CI Cognitive Therapy is a new extension of CI Therapy. This form of CI Therapy is designed to improve speed of information processing by the brain and performance of everyday tasks with important cognitive components. Preliminary and early findings suggest that patients respond in the same, markedly positive way that patients with motor and speech difficulties respond to CI Movement and Aphasia therapy.

Staying with the Program

Participation in the project requires a good deal of self-discipline. A practice program to be carried out at home is provided for each participant to complete while they are enrolled in treatment in addition to their work in the laboratory. Participants must be willing to work diligently during the daily therapy sessions in the laboratory as well as away from the laboratory. Failure to comply with project guidelines will reduce the effectiveness of the therapy. Those who have improved the most worked with the program daily and followed all project instructions.

Who is responsible for this laboratory?

CI therapy was developed by Edward Taub, Ph.D. and co-workers. It is currently administered by the University of Alabama at Birmingham. The research has been funded by the National Institutes of Health, Department of Veterans Affairs, Department of Defense, the MS Society, the Integrative Center for Aging Research at UAB and others.

How does the evaluation and selection process work?

Potential research patients are evaluated by our research team to ensure that they will have a good chance of benefiting from our program. The evaluation involves determining a patient's health status, movement ability, balance, cognitive ability, and functional ability.

Who will be treating me?

The therapy is conducted by trained staff who are in close contact with Dr. Taub and other project members, including physicians or occupational therapists, and administrators.

Where is the therapy carried out?

The research studies are conducted at the University of Alabama at Birmingham in Alabama. Treatment on a clinical basis is conducted in a private practice setting, which you may contact at citherapyinfo@gmail.com.

Where will I stay while receiving therapy if I am coming from outside the Birminhagm area?

Accommodations are not provided by the project, but a listing of local hotels can be obtained from the project staff. You may choose the location that best suits your needs. Also, you are free to make any other arrangements you would like for the treatment period. Transportation from the hotel to the treatment center may be provided by the hotel's van service, when it is needed.

How much will the treatment cost?

If you qualify for a research project, the treatment you receive will be at no cost. However, you will be responsible for your meals, lodging, and transportation (please see above).

How can I sponsor a person?

In the event that you or someone you know would be interested in providing a partial or full scholarship for a person who cannot afford airfare and food and lodging costs when away from home, please let us know. All contributions to the laboratory are fully tax-deductible.

How long does the therapy last?

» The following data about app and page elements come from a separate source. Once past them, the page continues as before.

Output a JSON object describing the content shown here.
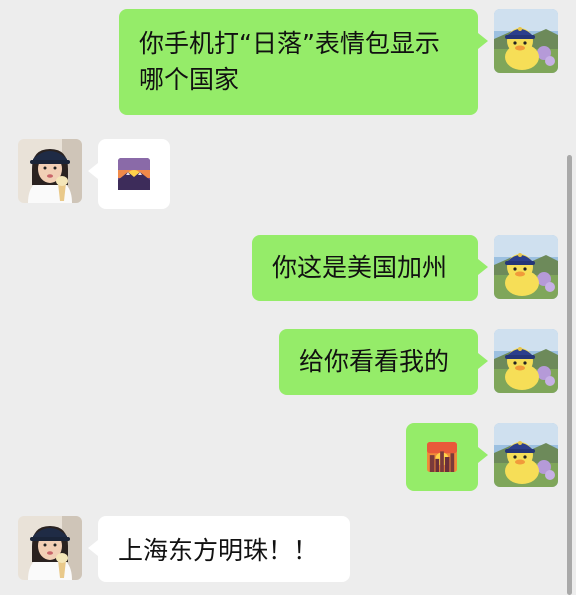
{
  "messages": [
    {
      "sender": "me",
      "type": "text",
      "text": "你手机打“日落”表情包显示哪个国家"
    },
    {
      "sender": "friend",
      "type": "emoji",
      "emoji": "sunrise-over-mountains"
    },
    {
      "sender": "me",
      "type": "text",
      "text": "你这是美国加州"
    },
    {
      "sender": "me",
      "type": "text",
      "text": "给你看看我的"
    },
    {
      "sender": "me",
      "type": "emoji",
      "emoji": "sunset-city"
    },
    {
      "sender": "friend",
      "type": "text",
      "text": "上海东方明珠！！"
    }
  ],
  "colors": {
    "background": "#ededed",
    "my_bubble": "#95ec69",
    "friend_bubble": "#ffffff"
  }
}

Depending on which type of treatment you receive, therapy will usually last 2 to 4 weeks. The amount of treatment given each day will vary depending on the specific study you are in. Rest periods are given at frequent intervals and vary with each participant's need.

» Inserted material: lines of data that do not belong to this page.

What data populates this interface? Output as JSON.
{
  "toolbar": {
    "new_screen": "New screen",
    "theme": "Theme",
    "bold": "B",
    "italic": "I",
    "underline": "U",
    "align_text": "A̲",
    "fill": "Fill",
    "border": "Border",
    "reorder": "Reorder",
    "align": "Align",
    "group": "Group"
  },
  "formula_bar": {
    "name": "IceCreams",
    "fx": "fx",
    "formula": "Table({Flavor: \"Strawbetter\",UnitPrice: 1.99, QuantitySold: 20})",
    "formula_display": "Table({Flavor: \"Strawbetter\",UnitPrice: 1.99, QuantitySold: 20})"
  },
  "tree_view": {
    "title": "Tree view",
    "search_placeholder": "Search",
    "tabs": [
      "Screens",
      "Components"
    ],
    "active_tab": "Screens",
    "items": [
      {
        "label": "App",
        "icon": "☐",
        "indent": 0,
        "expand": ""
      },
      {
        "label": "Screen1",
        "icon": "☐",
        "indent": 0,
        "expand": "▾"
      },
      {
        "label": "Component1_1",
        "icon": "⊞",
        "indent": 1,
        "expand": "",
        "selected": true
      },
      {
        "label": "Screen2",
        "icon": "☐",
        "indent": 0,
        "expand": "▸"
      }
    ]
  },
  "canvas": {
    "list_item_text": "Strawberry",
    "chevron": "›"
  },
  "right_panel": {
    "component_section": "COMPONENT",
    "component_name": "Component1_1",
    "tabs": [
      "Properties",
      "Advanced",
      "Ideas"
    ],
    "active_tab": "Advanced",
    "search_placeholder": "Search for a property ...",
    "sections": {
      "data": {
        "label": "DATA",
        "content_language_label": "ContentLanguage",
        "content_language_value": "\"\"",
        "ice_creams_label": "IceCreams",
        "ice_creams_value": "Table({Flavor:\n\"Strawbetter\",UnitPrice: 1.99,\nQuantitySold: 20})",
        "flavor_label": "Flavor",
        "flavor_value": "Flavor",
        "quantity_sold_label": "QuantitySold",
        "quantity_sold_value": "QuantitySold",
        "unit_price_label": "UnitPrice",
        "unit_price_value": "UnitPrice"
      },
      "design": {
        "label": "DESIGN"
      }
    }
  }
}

Can someone accompany patients to the therapy session?

We strongly encourage patients to attend every training session with a family member, friend, or caregiver who lives with the pateient or has a frequent and close contact with them. That person can play an important role in the therapy. He or she can help the patient to tell the therapist what is going on in their daily lives, learn how to skillfully support the pateint in accomplishing daily tasks, and, after the session is over, remind the patient to do the home practice tasks that are assigned.

Would you like to know more?

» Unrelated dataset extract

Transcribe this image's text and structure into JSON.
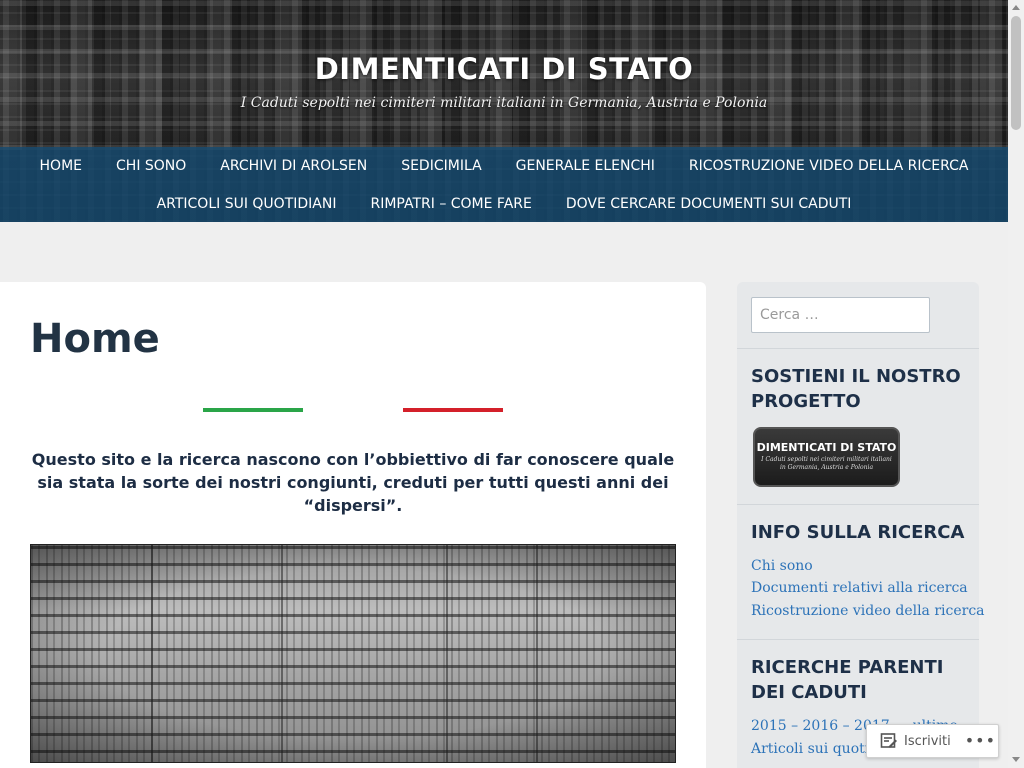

If you would like to know more, please contact Staci McKay at:

CI Therapy Research Group
University of Alabama at Birmingham
1720 2nd Avenue South, STE CPM C110
Birmingham, AL 35294-0018
Phone: (205) 934-9768